These two are factually tied to NAMB Enterprises, LLC. Are there others? I have heard that a man by the name of James Pair may be as well, but have not seen verification of that yet. Last week discovered on a LinkedIn John Councilman is the Treasurer and FHA Chairman at NAMB and was asked by others on LinkedIn for financial information for NAMB Enterprises LLC but he shamefully attacked others rather then compling.

The facts I have come up with include that NAMB 990’s make no reference to NAMB Enterprises, LLC as a profit subsidiary. No other records, financial or otherwise, have been found or produced.

Accusations and attacks against anyone asking for financial information from NAMB Officials about NAMB Enterprises LLC seems to be common. If you are reading this and have NAMB Enterprises, LLC financial documents, please post them publicly for both NAMB members and non-NAMB members to see. I want to see bank statements, tax returns or evidence that there is a checking account and, if so, who is authorized to sign the checks. How much did the LLC earn? Who was paid out of the LLC?

Apparently when NAMB officials discussed Roy’s compensation options a year ago Roy offered to accept a third of NAMB Enterprises, LLC as part of his package. What does that tell us intuitively? NAMB Enterprises, LLC is making money! Why else would anyone offer to accept part of it as compensation?

If I was a board member at NAMB I would be very concerned. If NAMB Enterprises, LLC, or those controlling it have committed any type of fraud, director liability insurance will probably not cover it. Which could lead to innocent people being blamed for others actions.

Why board members should be worried? NAMB itself refuses to release any financials. They say it is because they are involved in a lawsuit and do not want the plaintiffs to know the scope of their assets. This makes for a great excuse to hide financials from members. If the lawsuit argument is not legitimate, every board member may be personally liable for intentional concealment of assets
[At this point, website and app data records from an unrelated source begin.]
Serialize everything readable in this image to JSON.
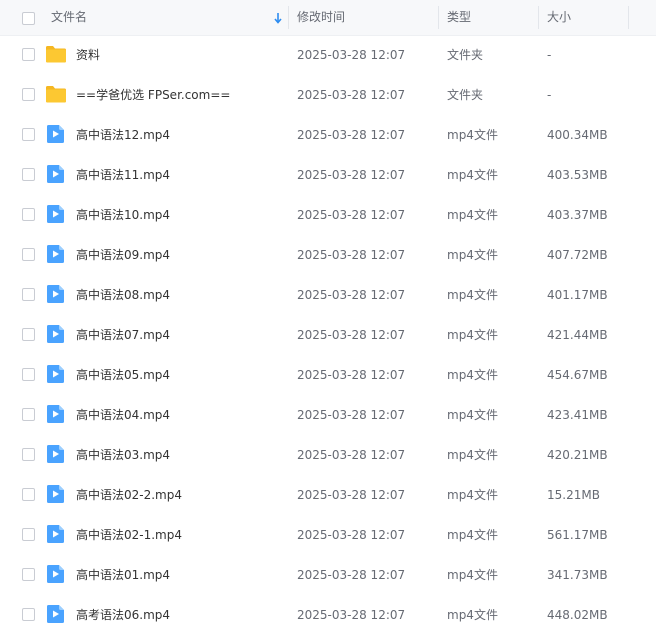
{
  "header": {
    "name_label": "文件名",
    "time_label": "修改时间",
    "type_label": "类型",
    "size_label": "大小"
  },
  "colors": {
    "folder": "#fcc832",
    "video": "#4aa3ff",
    "header_bg": "#f7f8fa",
    "sort_arrow": "#2d8cf0"
  },
  "rows": [
    {
      "icon": "folder-icon",
      "name": "资料",
      "time": "2025-03-28 12:07",
      "type": "文件夹",
      "size": "-"
    },
    {
      "icon": "folder-icon",
      "name": "==学爸优选 FPSer.com==",
      "time": "2025-03-28 12:07",
      "type": "文件夹",
      "size": "-"
    },
    {
      "icon": "video-file-icon",
      "name": "高中语法12.mp4",
      "time": "2025-03-28 12:07",
      "type": "mp4文件",
      "size": "400.34MB"
    },
    {
      "icon": "video-file-icon",
      "name": "高中语法11.mp4",
      "time": "2025-03-28 12:07",
      "type": "mp4文件",
      "size": "403.53MB"
    },
    {
      "icon": "video-file-icon",
      "name": "高中语法10.mp4",
      "time": "2025-03-28 12:07",
      "type": "mp4文件",
      "size": "403.37MB"
    },
    {
      "icon": "video-file-icon",
      "name": "高中语法09.mp4",
      "time": "2025-03-28 12:07",
      "type": "mp4文件",
      "size": "407.72MB"
    },
    {
      "icon": "video-file-icon",
      "name": "高中语法08.mp4",
      "time": "2025-03-28 12:07",
      "type": "mp4文件",
      "size": "401.17MB"
    },
    {
      "icon": "video-file-icon",
      "name": "高中语法07.mp4",
      "time": "2025-03-28 12:07",
      "type": "mp4文件",
      "size": "421.44MB"
    },
    {
      "icon": "video-file-icon",
      "name": "高中语法05.mp4",
      "time": "2025-03-28 12:07",
      "type": "mp4文件",
      "size": "454.67MB"
    },
    {
      "icon": "video-file-icon",
      "name": "高中语法04.mp4",
      "time": "2025-03-28 12:07",
      "type": "mp4文件",
      "size": "423.41MB"
    },
    {
      "icon": "video-file-icon",
      "name": "高中语法03.mp4",
      "time": "2025-03-28 12:07",
      "type": "mp4文件",
      "size": "420.21MB"
    },
    {
      "icon": "video-file-icon",
      "name": "高中语法02-2.mp4",
      "time": "2025-03-28 12:07",
      "type": "mp4文件",
      "size": "15.21MB"
    },
    {
      "icon": "video-file-icon",
      "name": "高中语法02-1.mp4",
      "time": "2025-03-28 12:07",
      "type": "mp4文件",
      "size": "561.17MB"
    },
    {
      "icon": "video-file-icon",
      "name": "高中语法01.mp4",
      "time": "2025-03-28 12:07",
      "type": "mp4文件",
      "size": "341.73MB"
    },
    {
      "icon": "video-file-icon",
      "name": "高考语法06.mp4",
      "time": "2025-03-28 12:07",
      "type": "mp4文件",
      "size": "448.02MB"
    }
  ]
}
People outside of NAMB are probably wondering who Roy DeLoach is, if you don’t know of him already. In addition to his NAMB Enterprises, LLC dealings, he has cushy $30K a quarter lobbying job from NAMB, is a married man who dabbles in infidelity (he would likely argue differently but as journalist we have had this statement verified by several within NAMB and outside of NAMB) and is a close friend of George Hanzimanolis.

George doesn’t have the highest morals, has been featured on this blog before. He is best known for getting caught paying illegal referral fees (George called them consulting fees) to unlicensed loan officers, while being the President of the National Association of Mortgage Brokers. George then negotiated a consent order agreeing to restitution, heavy fines and a 6 month suspension of his license. George denied violating the law… 37 TIMES!! And why has NAMB not kicked him out for violating the NAMB Code of Ethics?

Each person can make their own judgment on Roy’s and George’s ethical or unethical judgment based on how they handle themselves, but the facts make it clear to me where they and NAMB stands.

Once again I would be happy for NAMB and non-NAMB members to post any further information below in the comment section.